Canna Cabana Hamilton has reached the 15-day public comment period to open a government-approved pot shop at the Centre on Barton.
Its roughly 2,400-square-foot space at the east side of the plaza is undergoing renovations to be ready for the province’s deadline.
“I’m working diligently to meet the April 1 deadline,” business owner Steven Fry said Monday morning.
The provincial government aims to have Ontario’s first legal cannabis retailers open for business by April. It’s limited the number to 25 initially, citing a short supply of legal weed.
Fry was meeting with representatives of Canna Cabana in Calgary when he spoke briefly with The Spectator.
Another Canna Cabana outlet to be run by different operators is awaiting a government licence to open a shop in Sudbury.
Fry declined to immediately speak at length about his budding Hamilton outlet but noted he’s a McMaster University business graduate who worked at Hamilton Health Sciences in procurement.
So far, no other aspiring Hamilton operators are listed on the Alcohol and Gaming Commission of Ontario’s website with pending authorizations.
Hamilton is part of the AGCO’s West Region, which the government has capped at seven retail outlets.
The Niagara Herbalist in St. Catharines and Central Cannabis in London already have two of those licences. Two other aspiring operators are listed as being on their way to opening outlets in London, as is another in Niagara Falls.
Should all receive their licences, the prospect of another legal outlet in Hamilton, apart from Fry’s, is limited to one.
That’s not nearly enough to meet the demand, says industry consultant Olivia Brown.
“Oh, of course not,” she said.
However, she’d prefer a legal outlet over the black market even if it means standing in line.
“I’ll be there with a tent. I don’t care. This is big,” said Brown, who owns Professional Cannabis Consulting.
Brown said she expects Canna Cabana Hamilton will do a brisk business when it opens.
“It’s going to be clean, bright and professional, and it’s going to run out of weed in the first week.”
Provincial regulations stipulate that cannabis stores can’t be located within 150 metres of a school and must abide by existing commercial mixed-use zoning rules.
The public comment period for Fry’s application ends March 23 at midnight. The AGCO will then provide the applicant with copies of the submissions, after which he’ll have five days to respond.
But there are other steps to take before a shop can open, including a site inspection and a $50,000 letter of credit, AGCO spokesperson Ray Kahnert noted in an email Monday.
Coun. Sam Merulla, who represents Ward 4, said he’s “very supportive” of Fry’s chosen address. “It makes a great deal of sense. It’s very discreet.”
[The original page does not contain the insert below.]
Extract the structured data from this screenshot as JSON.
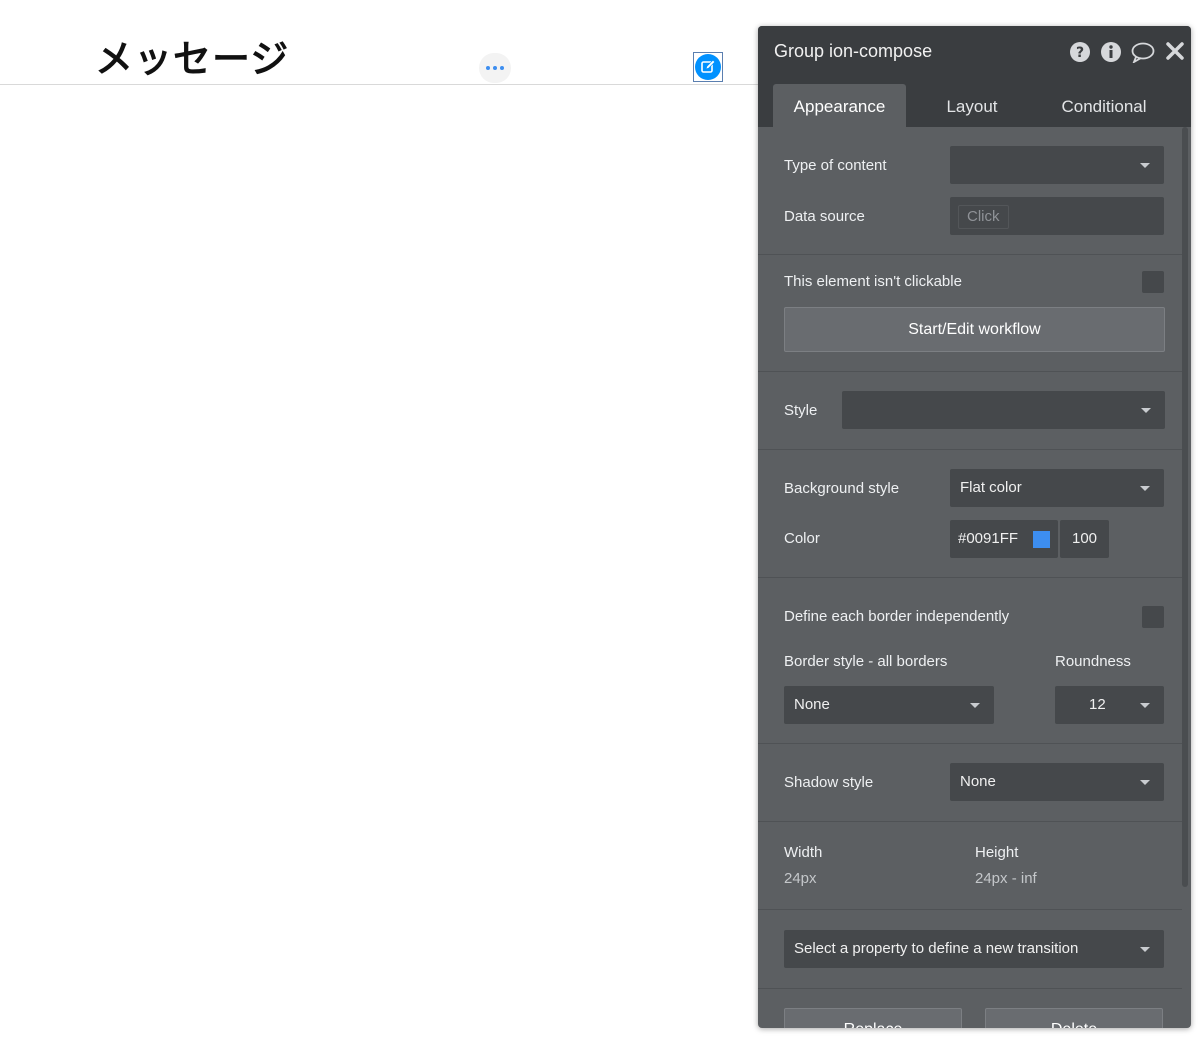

In fact, the previous provincial government had scoped out the locale for a legal outlet, he noted.
Merulla commended Fry for contacting him to discuss the outlet. “I applaud their efforts. I think that’s a good step.”
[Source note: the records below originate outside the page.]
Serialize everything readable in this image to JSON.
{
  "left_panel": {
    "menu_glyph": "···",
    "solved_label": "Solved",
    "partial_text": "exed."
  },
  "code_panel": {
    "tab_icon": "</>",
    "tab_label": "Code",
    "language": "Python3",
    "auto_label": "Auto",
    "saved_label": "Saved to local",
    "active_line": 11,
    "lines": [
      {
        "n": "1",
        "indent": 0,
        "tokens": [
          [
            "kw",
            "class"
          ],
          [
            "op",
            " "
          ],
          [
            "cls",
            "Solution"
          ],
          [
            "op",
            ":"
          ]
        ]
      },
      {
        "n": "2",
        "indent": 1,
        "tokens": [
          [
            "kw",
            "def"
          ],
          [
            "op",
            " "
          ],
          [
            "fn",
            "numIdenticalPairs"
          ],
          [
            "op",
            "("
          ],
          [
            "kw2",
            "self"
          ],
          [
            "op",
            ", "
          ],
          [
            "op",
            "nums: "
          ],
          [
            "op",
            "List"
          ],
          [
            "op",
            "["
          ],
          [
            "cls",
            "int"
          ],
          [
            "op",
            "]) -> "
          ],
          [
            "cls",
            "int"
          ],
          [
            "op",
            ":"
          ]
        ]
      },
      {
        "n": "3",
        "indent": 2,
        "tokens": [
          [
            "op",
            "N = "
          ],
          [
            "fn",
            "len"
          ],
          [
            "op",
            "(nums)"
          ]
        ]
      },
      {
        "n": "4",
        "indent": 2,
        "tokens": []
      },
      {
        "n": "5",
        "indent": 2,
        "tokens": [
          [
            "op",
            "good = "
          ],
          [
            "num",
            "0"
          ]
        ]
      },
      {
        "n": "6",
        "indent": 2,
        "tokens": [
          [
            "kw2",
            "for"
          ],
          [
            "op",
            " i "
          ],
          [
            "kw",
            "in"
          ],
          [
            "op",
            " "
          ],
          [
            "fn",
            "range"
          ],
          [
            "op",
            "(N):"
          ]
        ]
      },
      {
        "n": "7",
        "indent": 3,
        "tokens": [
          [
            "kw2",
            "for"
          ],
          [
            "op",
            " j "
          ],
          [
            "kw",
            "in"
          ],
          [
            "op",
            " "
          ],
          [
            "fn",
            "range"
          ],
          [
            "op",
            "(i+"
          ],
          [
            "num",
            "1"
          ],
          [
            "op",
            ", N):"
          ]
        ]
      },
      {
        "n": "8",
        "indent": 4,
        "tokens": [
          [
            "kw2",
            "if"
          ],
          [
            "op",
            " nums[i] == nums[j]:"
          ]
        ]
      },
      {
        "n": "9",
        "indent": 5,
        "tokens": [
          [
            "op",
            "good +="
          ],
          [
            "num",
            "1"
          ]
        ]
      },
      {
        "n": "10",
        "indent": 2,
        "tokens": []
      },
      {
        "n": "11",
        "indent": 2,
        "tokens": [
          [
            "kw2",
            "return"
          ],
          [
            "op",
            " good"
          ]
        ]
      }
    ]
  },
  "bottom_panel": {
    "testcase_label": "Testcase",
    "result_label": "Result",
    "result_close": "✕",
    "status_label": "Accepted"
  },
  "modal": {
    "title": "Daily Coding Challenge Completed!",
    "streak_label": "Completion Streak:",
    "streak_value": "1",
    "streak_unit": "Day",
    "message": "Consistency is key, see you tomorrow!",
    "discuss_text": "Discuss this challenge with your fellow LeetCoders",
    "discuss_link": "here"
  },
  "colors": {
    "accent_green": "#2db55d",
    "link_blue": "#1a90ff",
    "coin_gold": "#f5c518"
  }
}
The former addictions counsellor has expressed concern about the proliferation of illegal pot shops in Hamilton.
Police ramped up efforts to shut down remaining rogue storefronts after recreational pot became legal across Canada last Oct. 17.
At one point, more than 80 operated in Hamilton, but last week, police said they had cut the number down to 14.
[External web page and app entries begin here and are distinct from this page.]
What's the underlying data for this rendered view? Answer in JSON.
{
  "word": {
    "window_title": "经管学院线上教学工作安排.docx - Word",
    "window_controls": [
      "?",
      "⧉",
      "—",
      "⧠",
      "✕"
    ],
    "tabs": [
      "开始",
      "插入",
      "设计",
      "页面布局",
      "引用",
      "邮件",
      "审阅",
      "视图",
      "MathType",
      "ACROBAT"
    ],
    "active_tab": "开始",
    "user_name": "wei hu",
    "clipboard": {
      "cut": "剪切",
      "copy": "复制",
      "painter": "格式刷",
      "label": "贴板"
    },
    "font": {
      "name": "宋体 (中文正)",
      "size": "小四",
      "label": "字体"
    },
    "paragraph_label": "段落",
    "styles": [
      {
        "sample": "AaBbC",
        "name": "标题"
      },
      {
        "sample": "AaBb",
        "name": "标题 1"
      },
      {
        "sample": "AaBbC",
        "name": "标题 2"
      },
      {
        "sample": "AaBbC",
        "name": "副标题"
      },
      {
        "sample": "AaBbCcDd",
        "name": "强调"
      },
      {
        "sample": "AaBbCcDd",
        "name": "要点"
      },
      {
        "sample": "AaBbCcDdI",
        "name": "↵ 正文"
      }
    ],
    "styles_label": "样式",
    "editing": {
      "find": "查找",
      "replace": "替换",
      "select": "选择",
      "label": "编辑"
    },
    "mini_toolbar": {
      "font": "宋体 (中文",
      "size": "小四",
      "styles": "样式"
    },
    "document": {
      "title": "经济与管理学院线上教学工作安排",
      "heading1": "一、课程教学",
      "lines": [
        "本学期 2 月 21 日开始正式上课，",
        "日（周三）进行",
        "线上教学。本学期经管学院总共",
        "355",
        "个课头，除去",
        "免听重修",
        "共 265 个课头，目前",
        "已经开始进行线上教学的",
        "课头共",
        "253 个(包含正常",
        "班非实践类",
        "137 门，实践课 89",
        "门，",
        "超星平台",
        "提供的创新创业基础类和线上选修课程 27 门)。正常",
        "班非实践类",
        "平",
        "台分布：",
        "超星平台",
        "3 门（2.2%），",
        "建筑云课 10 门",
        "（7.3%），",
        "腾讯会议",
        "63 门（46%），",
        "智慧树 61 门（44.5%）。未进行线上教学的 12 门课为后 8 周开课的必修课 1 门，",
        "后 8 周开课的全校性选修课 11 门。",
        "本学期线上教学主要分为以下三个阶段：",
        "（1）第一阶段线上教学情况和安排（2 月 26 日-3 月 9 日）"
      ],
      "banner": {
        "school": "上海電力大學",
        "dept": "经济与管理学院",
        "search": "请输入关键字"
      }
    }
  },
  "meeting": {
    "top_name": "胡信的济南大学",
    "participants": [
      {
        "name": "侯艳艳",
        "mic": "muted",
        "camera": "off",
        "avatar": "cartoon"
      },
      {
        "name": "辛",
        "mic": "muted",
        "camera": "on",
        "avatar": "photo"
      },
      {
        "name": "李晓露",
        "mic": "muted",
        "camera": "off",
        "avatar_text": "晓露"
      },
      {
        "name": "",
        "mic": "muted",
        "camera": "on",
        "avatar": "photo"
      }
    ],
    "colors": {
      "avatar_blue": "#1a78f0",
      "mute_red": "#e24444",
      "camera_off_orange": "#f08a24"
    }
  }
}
However, police are also contending with black-market “pop-up” sales locations that open for only a day or a few hours.
Brown predicted the black market will continue to exist for years until the supply-and-demand problem is sorted out.
“It’s not going away,” she said.
But for many, buying at illegal outlets, where there’s an absence of professional protocols, is less than ideal, Brown said.
“The employees are sketchy. There’s no regulation. There’s nothing. A fire could happen; a robbery could happen.”
On Saturday night, a man was shot during a heist at an illegal dispensary on King Street East near Ferguson Avenue South.
If all goes well, Canna Cabana will be neighbours with a paint shop, hair salon and fast-food restaurants at Centre on Barton.
The cannabis outlet will also be within a stone’s throw of The Beer Store, LCBO, Shoppers Drug Mart, Canadian Tire and Walmart in the 30-hectare plaza managed by Triovest.
In Burlington, RELM Cannabis Co. is awaiting its licence for a legal shop in a Fairview Street commercial plaza.
As for shops meeting the April 1 deadline, Kahnert said that’s difficult to predict, noting “every one of the 25 applicants is moving through the process at their own pace and are currently at different stages.”
“And the AGCO will only license operators and authorize stores once we are satisfied they have met all legal and regulatory requirements.”
Written by: Teviah Moro
Source: Toronto Star